The law which the Armenian government pushed through the parliament in April allows prosecutors to investigate individuals in case of having “sufficient grounds to suspect” that the market value of their assets exceeds their “legal incomes” by at least 50 million drams ($103,000). Should the prosecutors find such discrepancies they can ask courts to nationalize those assets even if their owners are not found guilty of corruption or other criminal offenses.
The latter will have to prove the legality of their holdings if they are to retain them. They will also be given the option of reaching an out-of-court settlement with the prosecutors, which would require them to hand over at least 75 percent of their assets in and outside Armenia to the state.
Prime Minister Nikol Pashinian has repeatedly portrayed the law as a major anti-corruption measure that will help the authorities recover “wealth stolen from the people.” Pashinian has indicated his intention to use it against the country’s former rulers and their cronies branded by him as “plunderers.”
The politically sensitive process will be handled by a special team of prosecutors. Prosecutor-General Artur Davtian appointed on Thursday the head of the new division, his deputy and three other members, all of them prosecutors.
The division will be overseen by Srbuhi Galian, who was appointed as deputy prosecutor-general on Tuesday. The 28-year-old Galian served as a deputy minister of justice until then.
Later on Thursday Davtian met with the new appointees to discuss practical modalities of their work. According to his press office, the chief prosecutor told them that they will be performing “unprecedented” functions and must make sure that there are “necessary legal grounds” for initiating asset seizures.
The two opposition parties represented in the Armenian parliament have backed the legal mechanism for asset forfeiture in principle.
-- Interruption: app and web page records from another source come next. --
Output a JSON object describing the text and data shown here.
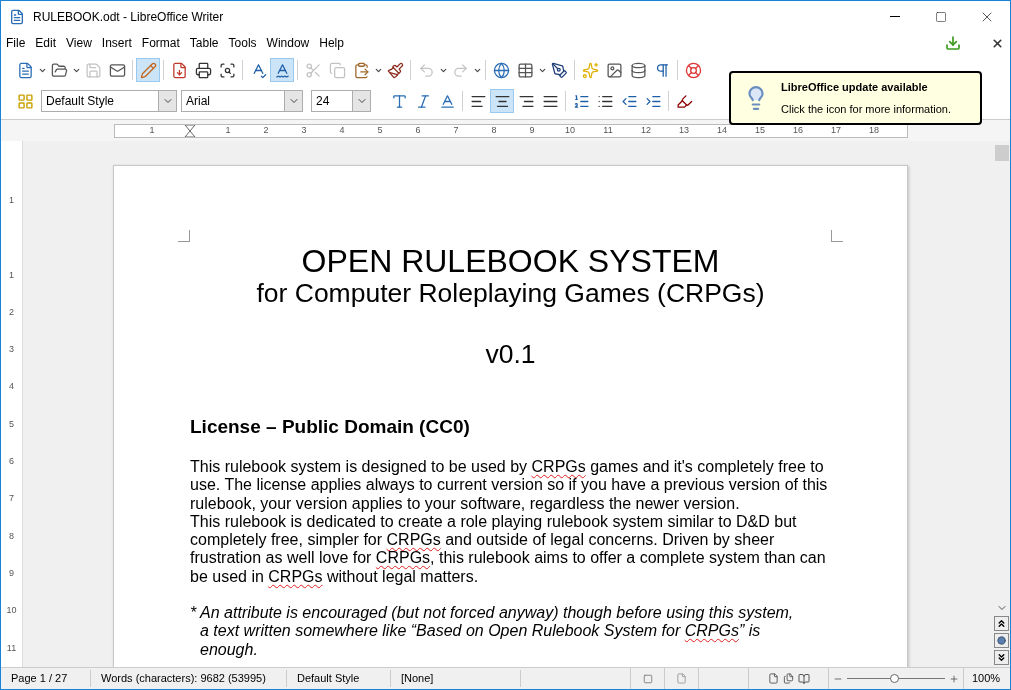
{
  "window": {
    "title": "RULEBOOK.odt - LibreOffice Writer"
  },
  "menu": [
    "File",
    "Edit",
    "View",
    "Insert",
    "Format",
    "Table",
    "Tools",
    "Window",
    "Help"
  ],
  "toolbar_standard": [
    {
      "kind": "new",
      "selected": false,
      "disabled": false,
      "dropdown": true
    },
    {
      "kind": "open",
      "selected": false,
      "disabled": false,
      "dropdown": true
    },
    {
      "kind": "save",
      "selected": false,
      "disabled": true,
      "dropdown": false
    },
    {
      "kind": "mail",
      "selected": false,
      "disabled": false,
      "dropdown": false
    },
    {
      "kind": "sep"
    },
    {
      "kind": "edit",
      "selected": true,
      "disabled": false,
      "dropdown": false
    },
    {
      "kind": "sep"
    },
    {
      "kind": "pdf",
      "selected": false,
      "disabled": false,
      "dropdown": false
    },
    {
      "kind": "print",
      "selected": false,
      "disabled": false,
      "dropdown": false
    },
    {
      "kind": "preview",
      "selected": false,
      "disabled": false,
      "dropdown": false
    },
    {
      "kind": "sep"
    },
    {
      "kind": "spell",
      "selected": false,
      "disabled": false,
      "dropdown": false
    },
    {
      "kind": "autospell",
      "selected": true,
      "disabled": false,
      "dropdown": false
    },
    {
      "kind": "sep"
    },
    {
      "kind": "cut",
      "selected": false,
      "disabled": true,
      "dropdown": false
    },
    {
      "kind": "copy",
      "selected": false,
      "disabled": true,
      "dropdown": false
    },
    {
      "kind": "paste",
      "selected": false,
      "disabled": false,
      "dropdown": true
    },
    {
      "kind": "brush",
      "selected": false,
      "disabled": false,
      "dropdown": false
    },
    {
      "kind": "sep"
    },
    {
      "kind": "undo",
      "selected": false,
      "disabled": true,
      "dropdown": true
    },
    {
      "kind": "redo",
      "selected": false,
      "disabled": true,
      "dropdown": true
    },
    {
      "kind": "sep"
    },
    {
      "kind": "globe",
      "selected": false,
      "disabled": false,
      "dropdown": false
    },
    {
      "kind": "table",
      "selected": false,
      "disabled": false,
      "dropdown": true
    },
    {
      "kind": "draw",
      "selected": false,
      "disabled": false,
      "dropdown": false
    },
    {
      "kind": "sep"
    },
    {
      "kind": "star",
      "selected": false,
      "disabled": false,
      "dropdown": false
    },
    {
      "kind": "image",
      "selected": false,
      "disabled": false,
      "dropdown": false
    },
    {
      "kind": "chart",
      "selected": false,
      "disabled": false,
      "dropdown": false
    },
    {
      "kind": "pilcrow",
      "selected": false,
      "disabled": false,
      "dropdown": false
    },
    {
      "kind": "sep"
    },
    {
      "kind": "help",
      "selected": false,
      "disabled": false,
      "dropdown": false
    }
  ],
  "formatting": {
    "style": "Default Style",
    "font": "Arial",
    "size": "24"
  },
  "toolbar_formatting": [
    {
      "kind": "a-shadow",
      "selected": false
    },
    {
      "kind": "a-italic",
      "selected": false
    },
    {
      "kind": "a-outline",
      "selected": false
    },
    {
      "kind": "sep"
    },
    {
      "kind": "left",
      "selected": false
    },
    {
      "kind": "center",
      "selected": true
    },
    {
      "kind": "right",
      "selected": false
    },
    {
      "kind": "justify",
      "selected": false
    },
    {
      "kind": "sep"
    },
    {
      "kind": "numbered",
      "selected": false
    },
    {
      "kind": "bulleted",
      "selected": false
    },
    {
      "kind": "outdent",
      "selected": false
    },
    {
      "kind": "indent",
      "selected": false
    },
    {
      "kind": "sep"
    },
    {
      "kind": "highlight",
      "selected": false
    }
  ],
  "update_notice": {
    "title": "LibreOffice update available",
    "message": "Click the icon for more information."
  },
  "horizontal_ruler": [
    "1",
    "1",
    "2",
    "3",
    "4",
    "5",
    "6",
    "7",
    "8",
    "9",
    "10",
    "11",
    "12",
    "13",
    "14",
    "15",
    "16",
    "17",
    "18"
  ],
  "vertical_ruler": [
    "1",
    "1",
    "2",
    "3",
    "4",
    "5",
    "6",
    "7",
    "8",
    "9",
    "10",
    "11"
  ],
  "document": {
    "title": "OPEN RULEBOOK SYSTEM",
    "subtitle": "for Computer Roleplaying Games (CRPGs)",
    "version": "v0.1",
    "heading": "License – Public Domain (CC0)",
    "paragraphs": [
      [
        {
          "text": "This rulebook system is designed to be used by ",
          "misspelled": false
        },
        {
          "text": "CRPGs",
          "misspelled": true
        },
        {
          "text": " games and it's completely free to use. The license applies always to current version so if you have a previous version of this rulebook, your version applies to your software, regardless the newer version.",
          "misspelled": false
        }
      ],
      [
        {
          "text": "This rulebook is dedicated to create a role playing rulebook system similar to D&D but completely free, simpler for ",
          "misspelled": false
        },
        {
          "text": "CRPGs",
          "misspelled": true
        },
        {
          "text": " and outside of legal concerns. Driven by sheer frustration as well love for ",
          "misspelled": false
        },
        {
          "text": "CRPGs",
          "misspelled": true
        },
        {
          "text": ", this rulebook aims to offer a complete system than can be used in ",
          "misspelled": false
        },
        {
          "text": "CRPGs",
          "misspelled": true
        },
        {
          "text": " without legal matters.",
          "misspelled": false
        }
      ]
    ],
    "note": [
      {
        "text": "* An attribute is encouraged (but not forced anyway) though before using this system, a text written somewhere like “Based on Open Rulebook System for ",
        "misspelled": false
      },
      {
        "text": "CRPGs",
        "misspelled": true
      },
      {
        "text": "” is enough.",
        "misspelled": false
      }
    ]
  },
  "status_bar": {
    "page": "Page 1 / 27",
    "words": "Words (characters): 9682 (53995)",
    "style": "Default Style",
    "language": "[None]",
    "zoom": "100%",
    "zoom_slider": {
      "level": 0.48
    }
  }
}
But other, more hardline opposition groups and figures, among them supporters of former President Serzh Sarkisian, have condemned the law as unconstitutional and accused Pashinian of planning a far-reaching “redistribution of assets” to cement his hold on power.
Deputy Prime Minister Mher Grigorian likewise warned that the bill could scare away investors and lead to capital flight from Armenia when the government discussed and approved it last December.
President Armen Sarkissian cited those concerns when he signed the bill into law in May. “An unscrupulous enforcement of the law could undermine trust in the state and jeopardize its effectiveness,” read a statement released by Sarkissian’s office.
The statement specifically warned the authorities against arbitrarily accessing and using citizens’ personal data, breaching bank secrecy or hampering business activity and competition.